EXERCISE OBJECTIVE — Please look for the string "folder" below and report every line in which it occurs.

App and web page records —
|---|
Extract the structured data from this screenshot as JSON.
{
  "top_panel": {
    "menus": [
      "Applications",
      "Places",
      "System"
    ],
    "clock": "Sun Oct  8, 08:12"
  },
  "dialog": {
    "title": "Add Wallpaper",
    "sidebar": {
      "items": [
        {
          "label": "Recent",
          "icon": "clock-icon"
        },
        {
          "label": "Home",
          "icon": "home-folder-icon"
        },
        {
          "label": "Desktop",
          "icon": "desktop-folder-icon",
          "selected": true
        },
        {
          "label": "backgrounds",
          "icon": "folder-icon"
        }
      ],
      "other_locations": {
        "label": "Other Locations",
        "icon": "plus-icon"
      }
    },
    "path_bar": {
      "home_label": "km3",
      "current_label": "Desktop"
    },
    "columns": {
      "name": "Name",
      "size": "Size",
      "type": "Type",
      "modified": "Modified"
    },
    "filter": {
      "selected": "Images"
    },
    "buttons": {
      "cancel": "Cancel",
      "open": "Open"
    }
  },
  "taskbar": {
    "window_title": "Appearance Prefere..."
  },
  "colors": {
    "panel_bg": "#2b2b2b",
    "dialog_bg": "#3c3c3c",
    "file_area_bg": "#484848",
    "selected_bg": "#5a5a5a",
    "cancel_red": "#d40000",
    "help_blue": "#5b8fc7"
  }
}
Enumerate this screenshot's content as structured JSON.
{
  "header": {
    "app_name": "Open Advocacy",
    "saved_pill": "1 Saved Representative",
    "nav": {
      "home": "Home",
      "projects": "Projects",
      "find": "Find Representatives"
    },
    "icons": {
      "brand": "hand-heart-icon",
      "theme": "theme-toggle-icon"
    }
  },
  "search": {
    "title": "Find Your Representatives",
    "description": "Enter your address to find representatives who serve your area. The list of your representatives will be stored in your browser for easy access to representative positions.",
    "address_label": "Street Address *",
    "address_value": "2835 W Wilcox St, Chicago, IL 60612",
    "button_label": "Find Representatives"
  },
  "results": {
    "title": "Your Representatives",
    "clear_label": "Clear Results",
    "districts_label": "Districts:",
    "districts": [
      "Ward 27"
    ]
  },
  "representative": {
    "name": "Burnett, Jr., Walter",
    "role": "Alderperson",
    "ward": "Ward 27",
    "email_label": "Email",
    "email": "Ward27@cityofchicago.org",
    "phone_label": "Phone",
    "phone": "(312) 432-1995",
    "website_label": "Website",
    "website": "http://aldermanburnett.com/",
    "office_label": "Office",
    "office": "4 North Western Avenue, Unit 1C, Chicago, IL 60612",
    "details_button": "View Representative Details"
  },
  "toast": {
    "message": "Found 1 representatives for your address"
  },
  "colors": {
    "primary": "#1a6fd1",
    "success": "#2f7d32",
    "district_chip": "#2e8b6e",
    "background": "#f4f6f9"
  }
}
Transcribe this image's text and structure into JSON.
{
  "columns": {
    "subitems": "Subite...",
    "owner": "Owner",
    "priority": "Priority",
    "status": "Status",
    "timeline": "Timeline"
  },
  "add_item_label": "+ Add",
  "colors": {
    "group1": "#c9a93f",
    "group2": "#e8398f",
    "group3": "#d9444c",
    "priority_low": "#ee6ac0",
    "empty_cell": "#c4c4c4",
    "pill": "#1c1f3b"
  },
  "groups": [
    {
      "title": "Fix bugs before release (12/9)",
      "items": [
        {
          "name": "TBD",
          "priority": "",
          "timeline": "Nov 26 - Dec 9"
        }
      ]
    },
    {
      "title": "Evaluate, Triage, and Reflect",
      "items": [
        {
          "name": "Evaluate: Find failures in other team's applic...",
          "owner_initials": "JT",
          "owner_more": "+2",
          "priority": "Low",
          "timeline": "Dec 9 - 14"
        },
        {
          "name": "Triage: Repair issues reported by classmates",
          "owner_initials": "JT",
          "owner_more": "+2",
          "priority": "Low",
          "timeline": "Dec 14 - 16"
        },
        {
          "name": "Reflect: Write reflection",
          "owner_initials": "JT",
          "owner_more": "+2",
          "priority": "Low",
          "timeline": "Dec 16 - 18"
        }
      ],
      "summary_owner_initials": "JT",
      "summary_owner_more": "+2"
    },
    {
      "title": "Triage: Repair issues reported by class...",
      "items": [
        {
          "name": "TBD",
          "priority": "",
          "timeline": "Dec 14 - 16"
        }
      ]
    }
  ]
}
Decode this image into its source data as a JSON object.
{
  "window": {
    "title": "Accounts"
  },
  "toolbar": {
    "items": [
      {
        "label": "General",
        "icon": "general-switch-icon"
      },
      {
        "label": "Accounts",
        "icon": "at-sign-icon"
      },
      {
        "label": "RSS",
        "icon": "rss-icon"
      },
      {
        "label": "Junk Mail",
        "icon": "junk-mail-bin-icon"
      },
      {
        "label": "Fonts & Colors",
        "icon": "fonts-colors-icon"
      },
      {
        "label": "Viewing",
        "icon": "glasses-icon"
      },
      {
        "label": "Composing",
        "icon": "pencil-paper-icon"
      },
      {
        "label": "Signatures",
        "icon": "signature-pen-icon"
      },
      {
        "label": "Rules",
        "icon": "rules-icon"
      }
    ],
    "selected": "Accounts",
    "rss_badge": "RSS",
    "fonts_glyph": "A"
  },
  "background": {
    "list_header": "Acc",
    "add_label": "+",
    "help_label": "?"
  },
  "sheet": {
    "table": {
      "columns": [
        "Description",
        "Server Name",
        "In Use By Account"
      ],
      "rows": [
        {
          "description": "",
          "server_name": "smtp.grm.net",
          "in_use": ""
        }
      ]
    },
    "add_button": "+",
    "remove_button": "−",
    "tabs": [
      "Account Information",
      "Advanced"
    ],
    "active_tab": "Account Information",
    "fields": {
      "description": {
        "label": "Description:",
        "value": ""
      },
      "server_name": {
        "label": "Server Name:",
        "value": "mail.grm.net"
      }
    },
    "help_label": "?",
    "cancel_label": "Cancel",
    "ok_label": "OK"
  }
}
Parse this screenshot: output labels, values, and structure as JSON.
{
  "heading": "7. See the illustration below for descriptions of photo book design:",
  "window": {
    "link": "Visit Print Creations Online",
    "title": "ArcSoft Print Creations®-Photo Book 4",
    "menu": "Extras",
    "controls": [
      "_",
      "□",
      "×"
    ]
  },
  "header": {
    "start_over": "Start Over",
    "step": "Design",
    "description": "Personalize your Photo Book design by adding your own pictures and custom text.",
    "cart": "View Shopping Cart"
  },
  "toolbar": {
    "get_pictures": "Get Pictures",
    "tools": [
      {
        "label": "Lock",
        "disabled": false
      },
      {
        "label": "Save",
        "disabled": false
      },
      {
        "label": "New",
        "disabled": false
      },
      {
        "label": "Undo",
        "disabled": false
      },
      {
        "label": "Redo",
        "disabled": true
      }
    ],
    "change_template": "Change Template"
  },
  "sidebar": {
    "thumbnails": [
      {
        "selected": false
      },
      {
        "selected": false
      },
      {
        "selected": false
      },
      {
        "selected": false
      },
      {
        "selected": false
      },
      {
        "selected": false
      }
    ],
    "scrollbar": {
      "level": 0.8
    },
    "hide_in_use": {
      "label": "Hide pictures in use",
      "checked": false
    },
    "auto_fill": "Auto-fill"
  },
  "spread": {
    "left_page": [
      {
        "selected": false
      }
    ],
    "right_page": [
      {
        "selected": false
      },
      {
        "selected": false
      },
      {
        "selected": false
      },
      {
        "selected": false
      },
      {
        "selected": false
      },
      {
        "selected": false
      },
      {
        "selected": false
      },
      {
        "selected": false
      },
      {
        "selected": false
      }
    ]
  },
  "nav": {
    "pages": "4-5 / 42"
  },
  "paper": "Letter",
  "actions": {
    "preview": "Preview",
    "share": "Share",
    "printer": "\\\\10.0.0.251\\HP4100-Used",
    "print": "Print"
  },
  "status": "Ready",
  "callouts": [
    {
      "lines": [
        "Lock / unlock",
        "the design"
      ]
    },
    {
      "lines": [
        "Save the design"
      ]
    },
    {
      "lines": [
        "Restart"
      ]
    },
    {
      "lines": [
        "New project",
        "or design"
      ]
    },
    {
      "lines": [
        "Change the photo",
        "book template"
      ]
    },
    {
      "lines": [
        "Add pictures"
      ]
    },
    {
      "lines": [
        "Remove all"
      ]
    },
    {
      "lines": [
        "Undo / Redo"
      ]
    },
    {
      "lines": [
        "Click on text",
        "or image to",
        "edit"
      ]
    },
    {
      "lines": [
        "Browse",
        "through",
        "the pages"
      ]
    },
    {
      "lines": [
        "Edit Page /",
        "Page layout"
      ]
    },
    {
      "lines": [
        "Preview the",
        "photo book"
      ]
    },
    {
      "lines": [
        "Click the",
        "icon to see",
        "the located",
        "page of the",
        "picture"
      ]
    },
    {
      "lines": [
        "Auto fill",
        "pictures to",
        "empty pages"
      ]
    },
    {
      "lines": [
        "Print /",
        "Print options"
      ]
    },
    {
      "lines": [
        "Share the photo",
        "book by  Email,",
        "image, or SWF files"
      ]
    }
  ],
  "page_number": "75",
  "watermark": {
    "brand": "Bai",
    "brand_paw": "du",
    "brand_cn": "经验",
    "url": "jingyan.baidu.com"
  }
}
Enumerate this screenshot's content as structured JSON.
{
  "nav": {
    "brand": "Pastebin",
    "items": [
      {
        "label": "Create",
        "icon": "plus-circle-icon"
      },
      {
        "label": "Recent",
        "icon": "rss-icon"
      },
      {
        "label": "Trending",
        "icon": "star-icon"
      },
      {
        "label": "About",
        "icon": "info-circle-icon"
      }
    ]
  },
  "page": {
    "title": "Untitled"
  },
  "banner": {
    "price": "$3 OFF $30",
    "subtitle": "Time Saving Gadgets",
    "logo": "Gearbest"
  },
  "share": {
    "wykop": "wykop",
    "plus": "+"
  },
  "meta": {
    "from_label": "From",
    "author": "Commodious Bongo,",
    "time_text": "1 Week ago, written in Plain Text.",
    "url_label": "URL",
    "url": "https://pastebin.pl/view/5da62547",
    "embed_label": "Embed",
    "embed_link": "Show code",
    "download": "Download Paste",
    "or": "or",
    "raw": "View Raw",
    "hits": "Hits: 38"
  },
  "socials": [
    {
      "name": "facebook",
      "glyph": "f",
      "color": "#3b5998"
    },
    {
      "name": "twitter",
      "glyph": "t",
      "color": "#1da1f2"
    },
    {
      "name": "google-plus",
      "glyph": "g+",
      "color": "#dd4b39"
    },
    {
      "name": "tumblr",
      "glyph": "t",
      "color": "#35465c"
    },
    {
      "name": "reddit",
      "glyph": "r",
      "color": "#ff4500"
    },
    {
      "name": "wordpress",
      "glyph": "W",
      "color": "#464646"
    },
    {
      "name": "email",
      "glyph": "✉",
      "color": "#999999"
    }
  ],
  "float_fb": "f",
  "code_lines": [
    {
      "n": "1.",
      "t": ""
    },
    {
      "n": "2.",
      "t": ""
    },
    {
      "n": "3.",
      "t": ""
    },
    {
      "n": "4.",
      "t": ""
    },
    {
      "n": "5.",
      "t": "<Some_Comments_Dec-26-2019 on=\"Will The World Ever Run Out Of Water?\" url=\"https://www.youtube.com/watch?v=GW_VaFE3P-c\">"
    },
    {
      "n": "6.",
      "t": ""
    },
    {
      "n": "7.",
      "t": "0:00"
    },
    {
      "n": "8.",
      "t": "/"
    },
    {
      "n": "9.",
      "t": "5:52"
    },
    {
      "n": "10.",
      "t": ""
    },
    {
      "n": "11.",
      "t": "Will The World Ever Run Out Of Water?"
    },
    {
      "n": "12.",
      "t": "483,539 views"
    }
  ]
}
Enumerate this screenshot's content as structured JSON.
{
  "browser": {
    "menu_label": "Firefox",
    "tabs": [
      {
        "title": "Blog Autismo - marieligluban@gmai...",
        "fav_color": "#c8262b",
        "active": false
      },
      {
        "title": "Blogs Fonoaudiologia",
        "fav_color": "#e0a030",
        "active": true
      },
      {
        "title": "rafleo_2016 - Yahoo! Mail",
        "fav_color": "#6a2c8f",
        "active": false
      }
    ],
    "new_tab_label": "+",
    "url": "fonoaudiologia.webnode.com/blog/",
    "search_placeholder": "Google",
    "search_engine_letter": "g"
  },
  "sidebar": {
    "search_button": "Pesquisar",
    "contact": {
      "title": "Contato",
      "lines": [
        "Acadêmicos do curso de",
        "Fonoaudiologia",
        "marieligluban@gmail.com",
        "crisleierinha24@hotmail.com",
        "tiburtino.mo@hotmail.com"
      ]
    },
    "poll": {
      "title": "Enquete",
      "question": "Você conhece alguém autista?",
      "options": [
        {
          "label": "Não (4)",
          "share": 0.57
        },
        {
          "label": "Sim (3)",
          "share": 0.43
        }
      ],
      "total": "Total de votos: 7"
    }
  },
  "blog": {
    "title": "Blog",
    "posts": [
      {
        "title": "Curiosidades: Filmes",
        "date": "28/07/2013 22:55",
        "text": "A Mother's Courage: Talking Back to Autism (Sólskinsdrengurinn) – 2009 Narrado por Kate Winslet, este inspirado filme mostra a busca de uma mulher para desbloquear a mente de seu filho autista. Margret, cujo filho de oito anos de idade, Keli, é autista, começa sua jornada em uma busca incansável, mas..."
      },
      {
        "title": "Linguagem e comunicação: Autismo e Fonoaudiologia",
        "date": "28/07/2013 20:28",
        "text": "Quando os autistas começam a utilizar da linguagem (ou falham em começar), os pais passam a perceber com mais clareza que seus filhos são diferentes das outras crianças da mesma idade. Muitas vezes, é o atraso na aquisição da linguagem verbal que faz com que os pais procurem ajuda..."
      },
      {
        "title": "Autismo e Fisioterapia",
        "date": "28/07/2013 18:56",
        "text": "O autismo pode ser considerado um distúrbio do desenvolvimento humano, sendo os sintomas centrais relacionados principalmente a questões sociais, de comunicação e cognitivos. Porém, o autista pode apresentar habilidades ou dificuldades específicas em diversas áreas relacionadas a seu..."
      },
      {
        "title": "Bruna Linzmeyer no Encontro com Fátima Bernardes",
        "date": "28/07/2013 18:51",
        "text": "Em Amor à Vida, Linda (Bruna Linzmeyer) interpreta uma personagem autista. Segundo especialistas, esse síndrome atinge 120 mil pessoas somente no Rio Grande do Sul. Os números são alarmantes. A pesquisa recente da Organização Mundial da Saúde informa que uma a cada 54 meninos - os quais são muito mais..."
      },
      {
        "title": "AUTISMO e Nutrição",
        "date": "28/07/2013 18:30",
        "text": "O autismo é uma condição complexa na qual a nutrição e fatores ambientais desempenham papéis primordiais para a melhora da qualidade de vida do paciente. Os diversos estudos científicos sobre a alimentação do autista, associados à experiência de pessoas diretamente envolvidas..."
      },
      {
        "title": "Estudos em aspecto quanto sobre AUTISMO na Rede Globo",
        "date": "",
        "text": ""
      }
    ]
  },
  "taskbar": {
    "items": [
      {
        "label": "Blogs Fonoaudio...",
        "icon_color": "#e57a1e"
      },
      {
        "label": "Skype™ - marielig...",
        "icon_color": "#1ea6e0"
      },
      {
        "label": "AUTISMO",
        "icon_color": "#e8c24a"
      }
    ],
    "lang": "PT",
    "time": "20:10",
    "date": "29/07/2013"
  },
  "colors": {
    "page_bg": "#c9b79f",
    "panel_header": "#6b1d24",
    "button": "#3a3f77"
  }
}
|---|
COMPLETED EXERCISE —
          "icon": "home-folder-icon"
          "icon": "desktop-folder-icon",
          "icon": "folder-icon"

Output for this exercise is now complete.